* _WHAT IS NEEDED_: Filter the listing below down to the lines containing the word "JSON".

* _EXERCISE INPUT_:

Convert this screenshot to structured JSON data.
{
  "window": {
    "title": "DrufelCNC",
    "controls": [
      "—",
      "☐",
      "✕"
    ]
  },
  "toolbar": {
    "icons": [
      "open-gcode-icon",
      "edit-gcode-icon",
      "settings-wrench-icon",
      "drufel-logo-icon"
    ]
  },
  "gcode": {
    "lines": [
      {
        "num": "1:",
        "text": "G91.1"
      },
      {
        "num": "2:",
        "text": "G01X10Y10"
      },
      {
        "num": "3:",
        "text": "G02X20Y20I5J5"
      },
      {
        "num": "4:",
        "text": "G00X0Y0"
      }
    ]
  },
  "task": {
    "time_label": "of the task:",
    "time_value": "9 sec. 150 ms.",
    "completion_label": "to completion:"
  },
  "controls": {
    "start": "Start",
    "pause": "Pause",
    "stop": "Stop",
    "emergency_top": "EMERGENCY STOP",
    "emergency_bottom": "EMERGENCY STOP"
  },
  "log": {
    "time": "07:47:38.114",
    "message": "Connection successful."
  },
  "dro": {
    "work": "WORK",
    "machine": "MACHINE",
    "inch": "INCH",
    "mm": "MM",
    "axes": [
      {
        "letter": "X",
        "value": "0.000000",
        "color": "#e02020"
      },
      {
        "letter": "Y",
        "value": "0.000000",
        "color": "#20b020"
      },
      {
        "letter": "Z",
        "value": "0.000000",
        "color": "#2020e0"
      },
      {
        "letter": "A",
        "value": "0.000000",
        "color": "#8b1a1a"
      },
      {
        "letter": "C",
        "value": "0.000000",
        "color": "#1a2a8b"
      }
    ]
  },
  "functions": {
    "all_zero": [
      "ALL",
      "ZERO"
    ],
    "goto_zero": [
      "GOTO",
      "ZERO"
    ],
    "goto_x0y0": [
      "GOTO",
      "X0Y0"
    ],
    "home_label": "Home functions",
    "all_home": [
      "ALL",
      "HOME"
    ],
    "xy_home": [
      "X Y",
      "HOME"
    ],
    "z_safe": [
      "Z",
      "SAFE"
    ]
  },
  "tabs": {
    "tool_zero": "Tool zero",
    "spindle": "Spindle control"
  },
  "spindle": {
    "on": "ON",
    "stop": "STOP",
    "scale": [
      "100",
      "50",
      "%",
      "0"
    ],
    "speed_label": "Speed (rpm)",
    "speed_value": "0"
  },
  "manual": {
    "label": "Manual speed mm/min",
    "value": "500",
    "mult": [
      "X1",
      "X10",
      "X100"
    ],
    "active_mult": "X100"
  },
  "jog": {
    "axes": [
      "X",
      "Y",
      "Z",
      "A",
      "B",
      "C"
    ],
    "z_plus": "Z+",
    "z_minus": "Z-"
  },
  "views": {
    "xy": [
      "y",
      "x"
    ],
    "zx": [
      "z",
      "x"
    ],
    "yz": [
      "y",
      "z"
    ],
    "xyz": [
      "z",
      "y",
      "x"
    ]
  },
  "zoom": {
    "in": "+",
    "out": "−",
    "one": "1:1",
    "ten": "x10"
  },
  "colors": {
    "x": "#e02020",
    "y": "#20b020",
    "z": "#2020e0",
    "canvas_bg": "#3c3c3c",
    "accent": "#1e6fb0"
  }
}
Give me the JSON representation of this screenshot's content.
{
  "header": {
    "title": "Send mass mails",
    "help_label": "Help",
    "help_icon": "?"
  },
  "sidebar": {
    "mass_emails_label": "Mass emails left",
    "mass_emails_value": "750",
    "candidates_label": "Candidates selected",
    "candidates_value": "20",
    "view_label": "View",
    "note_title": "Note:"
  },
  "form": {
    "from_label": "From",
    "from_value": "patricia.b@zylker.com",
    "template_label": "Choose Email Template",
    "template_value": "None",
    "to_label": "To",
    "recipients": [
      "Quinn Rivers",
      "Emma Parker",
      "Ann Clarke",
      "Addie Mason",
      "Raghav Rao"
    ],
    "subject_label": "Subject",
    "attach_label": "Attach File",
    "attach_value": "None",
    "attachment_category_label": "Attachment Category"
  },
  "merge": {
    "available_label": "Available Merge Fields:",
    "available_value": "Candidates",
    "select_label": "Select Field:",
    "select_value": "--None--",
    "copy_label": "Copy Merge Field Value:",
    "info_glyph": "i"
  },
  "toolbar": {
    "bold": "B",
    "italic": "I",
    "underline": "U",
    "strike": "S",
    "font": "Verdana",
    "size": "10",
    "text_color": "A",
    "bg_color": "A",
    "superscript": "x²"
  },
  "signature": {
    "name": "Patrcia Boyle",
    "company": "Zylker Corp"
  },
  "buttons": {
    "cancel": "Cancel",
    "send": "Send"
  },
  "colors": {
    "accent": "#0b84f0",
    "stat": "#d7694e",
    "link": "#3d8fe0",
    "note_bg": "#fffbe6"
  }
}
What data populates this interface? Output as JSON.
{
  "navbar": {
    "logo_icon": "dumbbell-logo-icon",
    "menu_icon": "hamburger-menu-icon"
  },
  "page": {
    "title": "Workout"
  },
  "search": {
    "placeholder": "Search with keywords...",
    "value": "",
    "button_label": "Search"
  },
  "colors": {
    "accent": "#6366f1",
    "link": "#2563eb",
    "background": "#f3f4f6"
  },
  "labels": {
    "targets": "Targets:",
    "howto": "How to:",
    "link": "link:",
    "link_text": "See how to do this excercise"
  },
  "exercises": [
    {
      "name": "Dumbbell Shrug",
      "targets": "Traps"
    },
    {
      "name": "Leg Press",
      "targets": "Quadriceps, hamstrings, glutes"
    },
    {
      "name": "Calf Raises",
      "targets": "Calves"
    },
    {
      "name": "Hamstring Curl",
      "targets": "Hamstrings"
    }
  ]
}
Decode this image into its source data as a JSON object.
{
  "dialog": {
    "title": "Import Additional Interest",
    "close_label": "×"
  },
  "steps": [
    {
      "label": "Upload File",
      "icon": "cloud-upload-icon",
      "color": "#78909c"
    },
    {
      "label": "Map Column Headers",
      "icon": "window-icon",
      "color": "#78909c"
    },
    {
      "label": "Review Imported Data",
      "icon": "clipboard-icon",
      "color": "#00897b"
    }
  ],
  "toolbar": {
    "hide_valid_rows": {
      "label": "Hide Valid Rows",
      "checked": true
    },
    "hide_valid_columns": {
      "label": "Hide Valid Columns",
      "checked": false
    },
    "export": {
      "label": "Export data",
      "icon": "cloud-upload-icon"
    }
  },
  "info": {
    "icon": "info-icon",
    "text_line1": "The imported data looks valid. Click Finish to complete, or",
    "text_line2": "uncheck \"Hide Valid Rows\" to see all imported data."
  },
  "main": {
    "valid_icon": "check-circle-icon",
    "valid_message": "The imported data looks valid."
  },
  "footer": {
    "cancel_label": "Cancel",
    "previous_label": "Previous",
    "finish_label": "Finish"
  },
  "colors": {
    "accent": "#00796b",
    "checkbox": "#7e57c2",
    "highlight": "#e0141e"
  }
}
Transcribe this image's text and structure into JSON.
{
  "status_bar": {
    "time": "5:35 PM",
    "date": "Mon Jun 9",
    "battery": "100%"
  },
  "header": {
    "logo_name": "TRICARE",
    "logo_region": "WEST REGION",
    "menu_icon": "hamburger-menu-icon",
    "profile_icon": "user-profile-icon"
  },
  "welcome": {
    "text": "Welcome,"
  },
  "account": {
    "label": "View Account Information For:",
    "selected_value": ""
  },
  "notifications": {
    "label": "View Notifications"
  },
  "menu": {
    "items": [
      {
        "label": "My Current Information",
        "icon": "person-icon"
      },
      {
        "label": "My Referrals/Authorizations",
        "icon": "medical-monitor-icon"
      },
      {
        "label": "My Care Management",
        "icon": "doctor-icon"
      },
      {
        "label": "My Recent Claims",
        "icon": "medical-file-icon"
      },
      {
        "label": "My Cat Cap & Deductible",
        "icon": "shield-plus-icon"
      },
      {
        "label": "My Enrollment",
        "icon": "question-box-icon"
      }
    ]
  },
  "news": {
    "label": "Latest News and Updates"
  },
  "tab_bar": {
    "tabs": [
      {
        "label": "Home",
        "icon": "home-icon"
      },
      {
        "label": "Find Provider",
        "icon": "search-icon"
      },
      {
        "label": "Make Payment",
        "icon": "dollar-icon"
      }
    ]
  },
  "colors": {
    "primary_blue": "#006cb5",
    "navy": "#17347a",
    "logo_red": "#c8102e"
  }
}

* _REPLY TO THE TASK_:
Convert this screenshot to structured JSON data.
Give me the JSON representation of this screenshot's content.
What data populates this interface? Output as JSON.
Decode this image into its source data as a JSON object.
Transcribe this image's text and structure into JSON.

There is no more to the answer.